[Excerpts from a dataset]
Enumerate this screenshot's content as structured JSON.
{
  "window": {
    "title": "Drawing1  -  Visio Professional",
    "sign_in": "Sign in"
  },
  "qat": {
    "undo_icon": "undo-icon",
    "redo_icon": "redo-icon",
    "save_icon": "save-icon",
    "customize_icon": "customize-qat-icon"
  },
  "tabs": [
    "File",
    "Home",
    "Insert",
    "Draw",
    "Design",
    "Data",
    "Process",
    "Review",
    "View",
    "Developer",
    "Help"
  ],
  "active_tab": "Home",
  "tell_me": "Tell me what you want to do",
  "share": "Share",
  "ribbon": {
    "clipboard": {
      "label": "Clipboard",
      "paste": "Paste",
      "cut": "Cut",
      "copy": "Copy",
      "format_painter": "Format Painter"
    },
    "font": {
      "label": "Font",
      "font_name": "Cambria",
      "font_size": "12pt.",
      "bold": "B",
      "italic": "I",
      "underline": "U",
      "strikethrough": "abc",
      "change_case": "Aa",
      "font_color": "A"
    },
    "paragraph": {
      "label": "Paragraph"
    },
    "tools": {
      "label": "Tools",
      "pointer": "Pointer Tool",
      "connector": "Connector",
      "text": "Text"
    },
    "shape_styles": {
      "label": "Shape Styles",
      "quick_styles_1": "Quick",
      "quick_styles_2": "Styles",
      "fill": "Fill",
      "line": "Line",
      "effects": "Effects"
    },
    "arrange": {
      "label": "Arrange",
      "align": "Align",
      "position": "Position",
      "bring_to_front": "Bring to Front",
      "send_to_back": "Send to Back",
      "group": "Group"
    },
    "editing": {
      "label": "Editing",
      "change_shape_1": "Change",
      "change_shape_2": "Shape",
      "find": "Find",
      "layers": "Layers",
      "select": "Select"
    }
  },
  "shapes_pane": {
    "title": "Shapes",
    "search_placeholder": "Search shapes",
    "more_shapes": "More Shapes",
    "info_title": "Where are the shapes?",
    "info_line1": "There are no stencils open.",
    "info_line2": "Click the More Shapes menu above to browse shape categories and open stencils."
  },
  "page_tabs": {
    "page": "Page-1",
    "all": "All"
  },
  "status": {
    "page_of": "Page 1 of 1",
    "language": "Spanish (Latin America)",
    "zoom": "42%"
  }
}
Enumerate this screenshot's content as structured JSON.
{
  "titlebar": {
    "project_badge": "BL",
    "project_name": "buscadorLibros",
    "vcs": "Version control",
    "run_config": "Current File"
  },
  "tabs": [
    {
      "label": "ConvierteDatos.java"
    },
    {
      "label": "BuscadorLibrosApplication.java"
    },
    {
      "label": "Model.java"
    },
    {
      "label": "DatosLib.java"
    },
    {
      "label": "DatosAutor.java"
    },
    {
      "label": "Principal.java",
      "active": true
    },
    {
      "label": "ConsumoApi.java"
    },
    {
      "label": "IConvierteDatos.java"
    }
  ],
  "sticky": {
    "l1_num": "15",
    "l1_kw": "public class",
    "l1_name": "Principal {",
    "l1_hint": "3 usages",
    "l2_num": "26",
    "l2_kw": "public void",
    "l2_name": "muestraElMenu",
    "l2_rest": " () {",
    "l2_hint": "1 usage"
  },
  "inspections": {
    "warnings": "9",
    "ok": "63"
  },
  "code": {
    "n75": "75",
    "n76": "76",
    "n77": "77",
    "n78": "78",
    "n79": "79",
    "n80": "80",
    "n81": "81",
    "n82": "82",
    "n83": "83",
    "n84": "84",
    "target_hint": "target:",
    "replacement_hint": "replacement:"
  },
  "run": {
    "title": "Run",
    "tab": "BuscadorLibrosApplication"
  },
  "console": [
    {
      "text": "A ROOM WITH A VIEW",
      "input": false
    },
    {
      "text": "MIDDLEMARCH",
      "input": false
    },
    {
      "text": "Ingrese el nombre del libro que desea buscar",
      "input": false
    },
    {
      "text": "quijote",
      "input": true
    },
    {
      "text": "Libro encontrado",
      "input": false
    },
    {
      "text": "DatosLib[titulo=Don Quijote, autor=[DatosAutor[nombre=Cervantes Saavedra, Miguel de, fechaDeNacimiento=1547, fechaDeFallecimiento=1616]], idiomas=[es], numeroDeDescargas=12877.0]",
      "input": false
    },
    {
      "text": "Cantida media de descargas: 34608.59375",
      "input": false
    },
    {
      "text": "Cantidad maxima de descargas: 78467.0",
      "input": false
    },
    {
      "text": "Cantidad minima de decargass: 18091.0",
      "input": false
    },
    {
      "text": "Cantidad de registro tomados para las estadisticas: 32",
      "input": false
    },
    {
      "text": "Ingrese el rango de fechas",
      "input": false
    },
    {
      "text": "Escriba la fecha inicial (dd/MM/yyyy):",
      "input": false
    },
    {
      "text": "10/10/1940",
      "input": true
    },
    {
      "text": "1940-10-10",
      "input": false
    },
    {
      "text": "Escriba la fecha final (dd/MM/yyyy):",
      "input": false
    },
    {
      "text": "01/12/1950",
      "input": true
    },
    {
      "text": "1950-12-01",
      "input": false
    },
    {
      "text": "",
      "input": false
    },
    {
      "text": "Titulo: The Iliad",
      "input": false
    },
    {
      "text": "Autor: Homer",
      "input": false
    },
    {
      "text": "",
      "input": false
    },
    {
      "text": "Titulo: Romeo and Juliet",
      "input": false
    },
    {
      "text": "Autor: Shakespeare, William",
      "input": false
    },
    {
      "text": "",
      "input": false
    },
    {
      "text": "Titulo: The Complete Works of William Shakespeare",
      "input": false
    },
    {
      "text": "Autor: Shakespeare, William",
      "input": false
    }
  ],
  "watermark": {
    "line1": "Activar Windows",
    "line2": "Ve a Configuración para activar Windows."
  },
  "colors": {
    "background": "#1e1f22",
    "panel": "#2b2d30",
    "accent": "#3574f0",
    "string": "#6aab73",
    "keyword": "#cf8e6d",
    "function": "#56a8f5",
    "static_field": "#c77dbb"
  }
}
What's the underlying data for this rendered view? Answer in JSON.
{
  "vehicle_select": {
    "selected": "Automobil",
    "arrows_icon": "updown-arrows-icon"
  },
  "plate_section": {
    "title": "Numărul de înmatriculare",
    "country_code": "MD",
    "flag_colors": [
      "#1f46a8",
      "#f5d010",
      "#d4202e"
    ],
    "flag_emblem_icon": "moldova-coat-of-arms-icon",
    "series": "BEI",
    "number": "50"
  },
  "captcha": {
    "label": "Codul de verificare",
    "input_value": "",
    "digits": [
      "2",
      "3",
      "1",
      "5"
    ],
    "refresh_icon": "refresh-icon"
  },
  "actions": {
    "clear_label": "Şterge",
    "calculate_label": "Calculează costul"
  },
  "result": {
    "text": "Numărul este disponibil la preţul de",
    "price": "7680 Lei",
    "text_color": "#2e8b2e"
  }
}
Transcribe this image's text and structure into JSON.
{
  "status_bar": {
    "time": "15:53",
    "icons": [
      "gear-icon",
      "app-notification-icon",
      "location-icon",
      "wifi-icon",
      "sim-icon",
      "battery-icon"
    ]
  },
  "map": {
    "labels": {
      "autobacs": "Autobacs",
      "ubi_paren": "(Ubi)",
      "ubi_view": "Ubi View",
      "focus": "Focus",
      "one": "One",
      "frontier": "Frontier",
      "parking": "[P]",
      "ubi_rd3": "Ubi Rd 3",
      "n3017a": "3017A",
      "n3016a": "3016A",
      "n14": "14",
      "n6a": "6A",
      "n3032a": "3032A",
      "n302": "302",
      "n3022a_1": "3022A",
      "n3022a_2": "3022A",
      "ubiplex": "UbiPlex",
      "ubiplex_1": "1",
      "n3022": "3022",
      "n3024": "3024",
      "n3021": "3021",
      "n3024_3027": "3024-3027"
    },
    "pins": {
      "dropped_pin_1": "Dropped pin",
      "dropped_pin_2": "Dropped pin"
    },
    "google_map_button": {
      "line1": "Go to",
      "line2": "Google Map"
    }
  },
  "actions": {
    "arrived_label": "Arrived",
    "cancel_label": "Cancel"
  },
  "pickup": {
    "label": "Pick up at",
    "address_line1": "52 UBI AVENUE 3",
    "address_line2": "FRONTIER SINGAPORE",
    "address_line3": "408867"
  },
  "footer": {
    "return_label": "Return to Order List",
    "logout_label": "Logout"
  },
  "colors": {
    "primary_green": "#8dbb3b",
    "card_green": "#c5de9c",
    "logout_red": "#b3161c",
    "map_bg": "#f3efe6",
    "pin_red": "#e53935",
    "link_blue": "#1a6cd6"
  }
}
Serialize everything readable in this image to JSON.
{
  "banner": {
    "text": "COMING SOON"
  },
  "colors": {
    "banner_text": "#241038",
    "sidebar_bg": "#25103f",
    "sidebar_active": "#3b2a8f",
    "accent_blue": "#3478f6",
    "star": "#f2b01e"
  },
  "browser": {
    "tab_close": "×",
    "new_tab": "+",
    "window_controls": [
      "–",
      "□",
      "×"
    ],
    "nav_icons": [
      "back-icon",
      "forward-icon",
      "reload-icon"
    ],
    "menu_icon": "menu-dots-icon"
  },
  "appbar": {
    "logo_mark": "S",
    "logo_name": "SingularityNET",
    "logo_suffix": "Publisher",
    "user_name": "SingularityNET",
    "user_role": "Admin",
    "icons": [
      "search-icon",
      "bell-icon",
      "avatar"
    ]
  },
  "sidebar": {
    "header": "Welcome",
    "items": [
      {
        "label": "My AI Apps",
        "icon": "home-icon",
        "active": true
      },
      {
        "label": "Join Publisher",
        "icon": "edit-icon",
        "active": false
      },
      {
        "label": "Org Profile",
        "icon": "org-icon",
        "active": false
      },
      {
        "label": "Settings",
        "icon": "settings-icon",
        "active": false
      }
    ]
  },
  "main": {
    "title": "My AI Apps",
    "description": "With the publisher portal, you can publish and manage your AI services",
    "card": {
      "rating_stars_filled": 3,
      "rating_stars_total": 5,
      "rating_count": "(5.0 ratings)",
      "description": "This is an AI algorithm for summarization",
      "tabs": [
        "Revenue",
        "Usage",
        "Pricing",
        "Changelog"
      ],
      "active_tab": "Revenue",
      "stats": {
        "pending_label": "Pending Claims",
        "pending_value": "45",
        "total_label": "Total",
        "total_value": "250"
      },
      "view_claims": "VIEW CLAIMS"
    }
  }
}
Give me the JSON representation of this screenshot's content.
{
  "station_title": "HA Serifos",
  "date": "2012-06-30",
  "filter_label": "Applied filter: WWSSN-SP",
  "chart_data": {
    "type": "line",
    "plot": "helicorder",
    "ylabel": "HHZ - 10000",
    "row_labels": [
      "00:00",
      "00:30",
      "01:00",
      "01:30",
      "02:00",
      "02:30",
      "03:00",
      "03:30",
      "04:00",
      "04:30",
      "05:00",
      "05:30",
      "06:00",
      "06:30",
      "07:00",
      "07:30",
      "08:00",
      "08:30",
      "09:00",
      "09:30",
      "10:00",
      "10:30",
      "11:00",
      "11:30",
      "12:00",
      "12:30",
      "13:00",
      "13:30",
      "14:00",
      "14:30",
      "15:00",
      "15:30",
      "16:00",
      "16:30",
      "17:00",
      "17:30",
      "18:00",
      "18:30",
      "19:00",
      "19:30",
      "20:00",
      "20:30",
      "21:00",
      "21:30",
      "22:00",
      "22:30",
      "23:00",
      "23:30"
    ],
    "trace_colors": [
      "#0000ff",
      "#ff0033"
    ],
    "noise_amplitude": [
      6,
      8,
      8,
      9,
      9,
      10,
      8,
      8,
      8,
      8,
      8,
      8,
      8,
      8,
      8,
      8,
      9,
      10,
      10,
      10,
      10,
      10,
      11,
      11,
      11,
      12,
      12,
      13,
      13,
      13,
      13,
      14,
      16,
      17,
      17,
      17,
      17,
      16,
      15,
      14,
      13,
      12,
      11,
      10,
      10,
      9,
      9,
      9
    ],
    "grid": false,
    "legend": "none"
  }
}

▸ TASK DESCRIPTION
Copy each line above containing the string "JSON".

▸ RESPONSE TO THIS TASK
Enumerate this screenshot's content as structured JSON.
Enumerate this screenshot's content as structured JSON.
What's the underlying data for this rendered view? Answer in JSON.
Transcribe this image's text and structure into JSON.
Serialize everything readable in this image to JSON.
Give me the JSON representation of this screenshot's content.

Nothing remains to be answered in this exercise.